Market risk is defined as the potential loss in both on and off-balance sheet positions resulting from movements in market risk factors, such as foreign exchange rates, interest rates and equity prices.

The Bank maintains low appetite to market risk stemming from changes in equity prices and foreign exchange rates. However, operations in Turkey open revenue-generating opportunities from trading activities in FX and interest rates which the Bank is willing to make use of, albeit with a relatively low appetite.

The Bank’s main exposure, on a parent level, to changes in FX rates at year-end 2016 stems mainly from its structural FX positions resulting from its equity investments in banking subsidiaries in non-hard currencies that cannot be hedged against, except for the Turkish Lira where derivatives can be used.
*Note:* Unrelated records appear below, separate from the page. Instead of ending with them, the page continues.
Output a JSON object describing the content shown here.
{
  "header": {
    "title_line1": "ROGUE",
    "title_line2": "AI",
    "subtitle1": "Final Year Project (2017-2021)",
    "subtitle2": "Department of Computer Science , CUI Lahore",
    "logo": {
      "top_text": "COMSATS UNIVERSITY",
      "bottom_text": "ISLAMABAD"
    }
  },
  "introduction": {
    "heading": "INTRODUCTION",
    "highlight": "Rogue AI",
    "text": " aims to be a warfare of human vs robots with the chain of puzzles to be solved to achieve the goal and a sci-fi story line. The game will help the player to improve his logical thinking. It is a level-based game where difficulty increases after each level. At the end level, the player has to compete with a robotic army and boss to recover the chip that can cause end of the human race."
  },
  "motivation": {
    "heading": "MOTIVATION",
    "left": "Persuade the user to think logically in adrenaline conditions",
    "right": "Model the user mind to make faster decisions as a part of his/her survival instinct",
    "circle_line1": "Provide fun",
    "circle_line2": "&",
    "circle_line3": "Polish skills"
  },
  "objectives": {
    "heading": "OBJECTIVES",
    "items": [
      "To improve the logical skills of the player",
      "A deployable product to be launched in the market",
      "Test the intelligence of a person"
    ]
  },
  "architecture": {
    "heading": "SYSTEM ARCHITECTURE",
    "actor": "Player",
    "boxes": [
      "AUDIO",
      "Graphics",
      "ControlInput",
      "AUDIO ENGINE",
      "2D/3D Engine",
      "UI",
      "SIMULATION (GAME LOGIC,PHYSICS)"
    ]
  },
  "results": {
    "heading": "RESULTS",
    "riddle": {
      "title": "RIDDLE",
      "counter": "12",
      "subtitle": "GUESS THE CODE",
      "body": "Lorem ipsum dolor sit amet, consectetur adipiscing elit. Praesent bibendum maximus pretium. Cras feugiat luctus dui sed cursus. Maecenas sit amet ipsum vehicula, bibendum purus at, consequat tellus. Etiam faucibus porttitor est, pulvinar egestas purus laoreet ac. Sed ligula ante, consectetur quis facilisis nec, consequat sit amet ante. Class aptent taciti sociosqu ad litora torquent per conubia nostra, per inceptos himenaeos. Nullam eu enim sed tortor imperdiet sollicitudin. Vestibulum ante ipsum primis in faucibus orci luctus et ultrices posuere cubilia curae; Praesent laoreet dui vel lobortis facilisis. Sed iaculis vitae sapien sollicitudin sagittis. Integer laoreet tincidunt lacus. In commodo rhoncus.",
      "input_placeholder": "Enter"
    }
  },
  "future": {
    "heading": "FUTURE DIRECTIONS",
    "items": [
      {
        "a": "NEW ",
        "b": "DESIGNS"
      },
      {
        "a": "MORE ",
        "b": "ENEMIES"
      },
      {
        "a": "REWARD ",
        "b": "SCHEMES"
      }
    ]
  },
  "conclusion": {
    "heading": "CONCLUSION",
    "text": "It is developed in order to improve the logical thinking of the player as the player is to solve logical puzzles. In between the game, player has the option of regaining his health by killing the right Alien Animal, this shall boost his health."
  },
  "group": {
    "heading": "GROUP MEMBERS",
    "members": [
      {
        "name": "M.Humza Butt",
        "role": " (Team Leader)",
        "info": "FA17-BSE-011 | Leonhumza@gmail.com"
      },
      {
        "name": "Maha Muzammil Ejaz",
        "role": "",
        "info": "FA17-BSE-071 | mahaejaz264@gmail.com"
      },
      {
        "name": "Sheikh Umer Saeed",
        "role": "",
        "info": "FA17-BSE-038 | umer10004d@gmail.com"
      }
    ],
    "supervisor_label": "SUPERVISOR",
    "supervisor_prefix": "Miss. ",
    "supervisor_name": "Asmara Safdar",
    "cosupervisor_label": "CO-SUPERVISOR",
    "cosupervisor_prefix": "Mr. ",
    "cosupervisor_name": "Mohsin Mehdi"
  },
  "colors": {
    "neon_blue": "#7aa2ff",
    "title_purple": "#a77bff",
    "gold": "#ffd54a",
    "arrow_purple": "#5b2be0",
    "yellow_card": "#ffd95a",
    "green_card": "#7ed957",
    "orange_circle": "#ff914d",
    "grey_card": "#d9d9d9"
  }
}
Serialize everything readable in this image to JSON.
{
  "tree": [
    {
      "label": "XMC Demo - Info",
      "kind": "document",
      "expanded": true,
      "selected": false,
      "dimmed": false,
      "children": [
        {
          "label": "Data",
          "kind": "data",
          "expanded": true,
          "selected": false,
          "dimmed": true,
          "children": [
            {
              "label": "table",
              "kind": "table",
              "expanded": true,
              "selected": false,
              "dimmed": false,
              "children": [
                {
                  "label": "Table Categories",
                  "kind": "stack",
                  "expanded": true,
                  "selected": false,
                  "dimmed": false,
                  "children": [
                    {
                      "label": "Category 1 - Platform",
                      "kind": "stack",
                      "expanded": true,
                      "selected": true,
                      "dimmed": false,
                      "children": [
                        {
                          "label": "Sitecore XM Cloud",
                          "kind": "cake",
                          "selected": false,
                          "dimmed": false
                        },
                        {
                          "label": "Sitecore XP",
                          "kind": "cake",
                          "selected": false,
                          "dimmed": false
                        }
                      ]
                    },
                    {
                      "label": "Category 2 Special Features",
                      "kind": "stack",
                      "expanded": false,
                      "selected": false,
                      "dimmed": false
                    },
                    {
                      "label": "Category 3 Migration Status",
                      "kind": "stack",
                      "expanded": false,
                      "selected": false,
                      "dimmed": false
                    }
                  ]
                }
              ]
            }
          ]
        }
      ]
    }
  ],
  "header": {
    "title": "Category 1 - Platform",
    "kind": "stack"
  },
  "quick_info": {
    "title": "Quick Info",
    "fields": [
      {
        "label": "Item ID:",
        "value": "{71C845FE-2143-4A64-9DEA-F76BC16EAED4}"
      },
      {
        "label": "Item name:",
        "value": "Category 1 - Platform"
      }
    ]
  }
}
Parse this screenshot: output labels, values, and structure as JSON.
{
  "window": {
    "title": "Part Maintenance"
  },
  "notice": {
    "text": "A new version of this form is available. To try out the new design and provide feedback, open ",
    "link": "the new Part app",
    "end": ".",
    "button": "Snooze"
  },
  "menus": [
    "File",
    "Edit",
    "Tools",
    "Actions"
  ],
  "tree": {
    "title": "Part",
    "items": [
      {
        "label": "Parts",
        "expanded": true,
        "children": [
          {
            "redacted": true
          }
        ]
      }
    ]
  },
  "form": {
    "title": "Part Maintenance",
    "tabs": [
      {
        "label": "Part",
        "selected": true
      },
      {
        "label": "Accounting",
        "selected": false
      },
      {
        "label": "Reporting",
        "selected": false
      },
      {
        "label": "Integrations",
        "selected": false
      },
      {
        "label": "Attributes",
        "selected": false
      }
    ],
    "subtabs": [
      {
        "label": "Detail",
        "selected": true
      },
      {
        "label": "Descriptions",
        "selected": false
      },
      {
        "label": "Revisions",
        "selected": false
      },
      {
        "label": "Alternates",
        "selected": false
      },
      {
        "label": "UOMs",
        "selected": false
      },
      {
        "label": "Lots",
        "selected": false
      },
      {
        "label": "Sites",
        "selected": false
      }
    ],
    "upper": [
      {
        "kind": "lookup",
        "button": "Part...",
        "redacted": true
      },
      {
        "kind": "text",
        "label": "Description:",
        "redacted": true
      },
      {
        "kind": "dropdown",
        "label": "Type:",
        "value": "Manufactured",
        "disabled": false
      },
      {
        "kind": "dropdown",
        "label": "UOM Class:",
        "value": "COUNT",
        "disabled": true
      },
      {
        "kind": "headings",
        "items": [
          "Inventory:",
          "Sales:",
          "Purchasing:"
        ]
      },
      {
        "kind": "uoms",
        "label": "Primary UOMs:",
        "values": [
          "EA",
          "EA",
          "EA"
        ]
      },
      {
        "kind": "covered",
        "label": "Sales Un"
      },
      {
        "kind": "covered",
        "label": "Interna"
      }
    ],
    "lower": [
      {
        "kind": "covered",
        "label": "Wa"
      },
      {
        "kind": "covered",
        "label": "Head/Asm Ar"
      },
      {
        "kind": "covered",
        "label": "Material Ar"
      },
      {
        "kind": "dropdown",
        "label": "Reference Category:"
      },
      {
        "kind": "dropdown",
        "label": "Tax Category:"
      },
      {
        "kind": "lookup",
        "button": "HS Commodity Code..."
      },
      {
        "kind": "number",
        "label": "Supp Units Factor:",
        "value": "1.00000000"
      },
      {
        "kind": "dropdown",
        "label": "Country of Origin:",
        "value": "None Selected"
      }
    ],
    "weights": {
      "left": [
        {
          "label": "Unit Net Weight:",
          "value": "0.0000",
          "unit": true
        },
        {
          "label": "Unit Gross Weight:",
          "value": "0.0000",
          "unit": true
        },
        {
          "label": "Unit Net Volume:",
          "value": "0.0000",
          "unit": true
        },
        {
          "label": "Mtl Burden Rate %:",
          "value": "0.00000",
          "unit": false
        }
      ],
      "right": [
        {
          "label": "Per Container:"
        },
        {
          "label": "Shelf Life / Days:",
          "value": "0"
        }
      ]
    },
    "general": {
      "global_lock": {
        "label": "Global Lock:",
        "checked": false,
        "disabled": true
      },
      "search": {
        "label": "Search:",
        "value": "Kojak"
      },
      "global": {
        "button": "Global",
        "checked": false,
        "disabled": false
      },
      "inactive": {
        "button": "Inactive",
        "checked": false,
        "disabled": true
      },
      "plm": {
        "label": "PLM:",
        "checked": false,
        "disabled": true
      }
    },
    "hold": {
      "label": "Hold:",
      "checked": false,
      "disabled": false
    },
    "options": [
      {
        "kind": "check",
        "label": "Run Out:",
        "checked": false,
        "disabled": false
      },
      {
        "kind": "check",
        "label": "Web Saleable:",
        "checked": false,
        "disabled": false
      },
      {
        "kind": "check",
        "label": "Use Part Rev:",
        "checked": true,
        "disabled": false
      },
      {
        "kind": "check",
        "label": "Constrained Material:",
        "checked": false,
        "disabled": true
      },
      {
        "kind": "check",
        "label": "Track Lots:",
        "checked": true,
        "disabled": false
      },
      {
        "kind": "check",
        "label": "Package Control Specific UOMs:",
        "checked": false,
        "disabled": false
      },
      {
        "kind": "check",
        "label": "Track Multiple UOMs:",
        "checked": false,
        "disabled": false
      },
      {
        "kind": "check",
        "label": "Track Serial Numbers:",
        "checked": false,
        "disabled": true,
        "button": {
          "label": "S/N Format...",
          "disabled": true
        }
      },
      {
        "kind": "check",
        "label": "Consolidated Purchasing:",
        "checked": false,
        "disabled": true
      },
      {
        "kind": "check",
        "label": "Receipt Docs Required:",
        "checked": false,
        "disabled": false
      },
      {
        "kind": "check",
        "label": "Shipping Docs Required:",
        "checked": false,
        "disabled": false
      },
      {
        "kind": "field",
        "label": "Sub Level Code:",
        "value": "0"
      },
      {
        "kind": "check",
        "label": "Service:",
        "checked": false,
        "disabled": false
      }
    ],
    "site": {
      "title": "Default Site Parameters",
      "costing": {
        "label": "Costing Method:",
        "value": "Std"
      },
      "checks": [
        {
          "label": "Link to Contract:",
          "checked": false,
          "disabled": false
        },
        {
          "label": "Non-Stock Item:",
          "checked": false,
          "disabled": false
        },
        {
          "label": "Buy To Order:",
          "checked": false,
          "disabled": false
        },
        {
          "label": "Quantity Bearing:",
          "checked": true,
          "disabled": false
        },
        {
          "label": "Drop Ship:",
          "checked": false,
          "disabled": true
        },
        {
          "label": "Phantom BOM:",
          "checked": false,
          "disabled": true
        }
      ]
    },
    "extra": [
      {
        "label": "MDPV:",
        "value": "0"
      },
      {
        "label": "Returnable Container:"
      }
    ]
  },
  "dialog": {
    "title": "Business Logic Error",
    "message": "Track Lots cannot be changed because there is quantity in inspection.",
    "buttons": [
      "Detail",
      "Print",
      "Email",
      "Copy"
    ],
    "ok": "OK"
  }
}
Interest Rate Risk in the Banking Book arises out of the Bank’s interest-sensitive asset, liability and derivative positions. The mismatch in the repricing dates of these positions creates interest rate risk for the Bank, which is inherent in its banking activities.

The sensitivity of net interest income to major currencies is listed below at the consolidated group level.



It is important to note that interest rates on liabilities are not fully correlated with asset rates. The stickiness of customers’ deposit rates, an observed phenomenon in the Lebanese market, has been incorporated in the above table. It has been quantified for the Lebanese USD customers’ deposit market whereby a relationship between changes in deposit rates has proven statistically reliable and reflects historical behaviour. This relationship is applied for customers’ deposits in Lebanese entities only, whereas other entities are calculated on purely contractual terms. It is worth noting that the relationship also incorporates the lag in the response of deposit rate changes to changes in market rates. These relationships are reviewed annually to ensure they still hold.

The interest rate risk profile of the Bank from a net interest income perspective is within acceptable bounds. The impact of a change in rates in any currency reduces less than 1% of net interest income. LBP impact reversed compared to year-end 2015 given that the Group has a much higher amount of LBP short-term placements at year-end 2016.

The interest rate shocks shown in the table do not reflect any particular view Management is assuming on rates, and are not indicative of historical or assumed correlation between them.